Our inexperienced bowling attack performed admirably against more experienced and seasoned teams. Where we were let down was our batting.

For once, the openers looked good. Sarfraz Ahmed and Ahmed Shehzad both started positively but as soon as Sarfaraz nicked an innocuous bowl to the first slip, the flood gates opened. Wasim Akram jinxed him by praising how comfortable he looked on the crease just a ball before. Shane Watson took a catch our players would not even dream about attempting.

Well, catches win matches.

Shehzad followed inevitably, never the one to leave his opening partner waiting in the dressing room for too long.

Haris Sohail and Misbah then gave our innings same semblance. Lady luck seemed to be shining on Misbah. The ball hit the stumps but the bails refused to come off. The world was conspiring to give Misbah the chance to be a hero.

Photo: Shehzad Ghias

Photo: Shehzad Ghias

Photo: Shehzad Ghias

Our batsmen should be equally rewarded in the wickets column for their dismissals. Such was the stupidity of some of their shots – ill-timed, ill-conceived and ill-executed.

Photo: Shehzad Ghias

Umar Akmal claimed that he should not be compared to Virat Kohli. I agree, the difference between Akmal and Kohli is that Kohli can bat. I have no idea how our batting will fare in a post-Misbah world.

Photo: Shehzad Ghias

We will miss Misbah like the deserts miss the rain, expect his name to be discussed every time we are 2-3 down inside the first 10 overs.

Photo: Shehzad Ghias

Whereas Misbah will be missed, there is a sense that Afridi has overstayed his welcome. The only unpredictability about Afridi’s batting now is which outfield player will take the catch.

In many ways, this innings was a summary of Afridi’s career – a couple of highlights, a shot of absolute class, the chance to be a hero and the inevitable fall from grace.

Photo: Shehzad Ghias

Another image that epitomises our World Cup came in the second over of the match as Misbah dived to save a boundary; his hand brushed the ball as it rolled away from him towards the boundary. Whatever Misbah did this World Cup, in the words of Linkin Park, in the end, it didn’t even matter as the World Cup rolled away from him despite his best efforts.

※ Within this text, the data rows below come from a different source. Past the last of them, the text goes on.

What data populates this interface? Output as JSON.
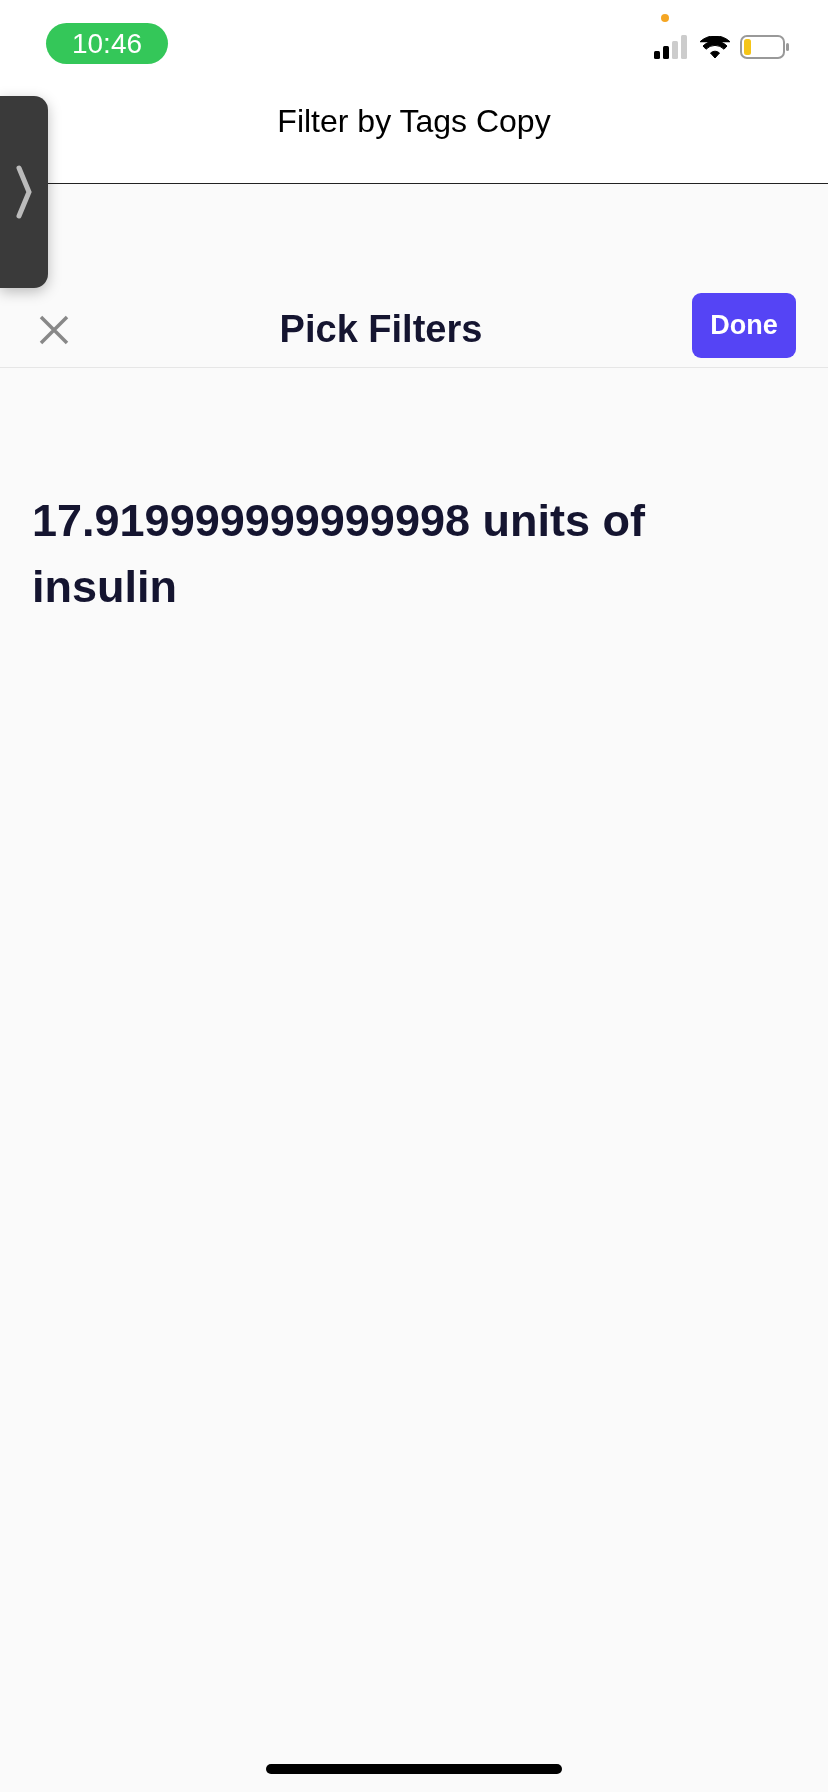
{
  "status_bar": {
    "time": "10:46"
  },
  "header": {
    "title": "Filter by Tags Copy"
  },
  "sheet": {
    "title": "Pick Filters",
    "done_button": "Done",
    "text": "17.919999999999998 units of insulin"
  }
}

Most people gave up after Pakistan put up a meagre 213 on the board. However, the moment the first Australian wicket went down, she was at my door again. Once again, I needed my fix. I was convinced we were going to win this match. And judging by Pakistan’s Twitter-verse, so was most of the country.

The positivity permeated through the team. And what followed was one of the best ODI bowling spells ever. In a glorious exhibition of fast bowling, Wahab Riaz managed to combine the best of Wasim and Shohaib Akhtar into a lethal spell. The Australian batsmen were at sixes and sevens, and maybe if Rahat Ali had taken that catch leaving Australia 80-4, we could have gone on to win it. But I, for one, am glad we had the opportunity to watch that spell. Even if Pakistan did not win at the end, let us appreciate the brilliance of that spell and the effort put by Pakistan in trying to defend the total.

Photo: Shehzad Ghias

Photo: Shehzad Ghias

Photo: Shehzad Ghias

The nation has found a new hero in Wahab. He is going to find Watson in his back pocket when he does his laundry later tonight.

In another moment demonstrating leadership, when everyone seemed reluctant to go field at short leg, Misbah asked for the helmet himself and stepped up leading to Cricinfo to ask if Misbah was the first 40-year-old short leg ever. This is why we love Misbah.

And this is why we love Pakistan cricket. Even at the worst of times, they produce performances of absolute class. The tag ‘mercurial talent’ has never been so apt.

Let us welcome back our players as heroes for a change and begin the recovery process for ourselves before inevitably giving in to our addiction again in four years’ time.

Also, 2019 mein phorangay yaar for our #MauqaMauqa

Sad in the Rain with Nosedrip (Doctor Who)

Photo: Reactiongifs

shehzad.ghias

Shehzad Ghias

A graduate from the LUMS Law School and is running his own theatre production company, Cogito Productions.He works as a theatre teacher at various schools. He tweets @Shehzad89 (twitter.com/Shehzad89)

The views expressed by the writer and the reader comments do not necessarily reflect the views and policies of The Express Tribune.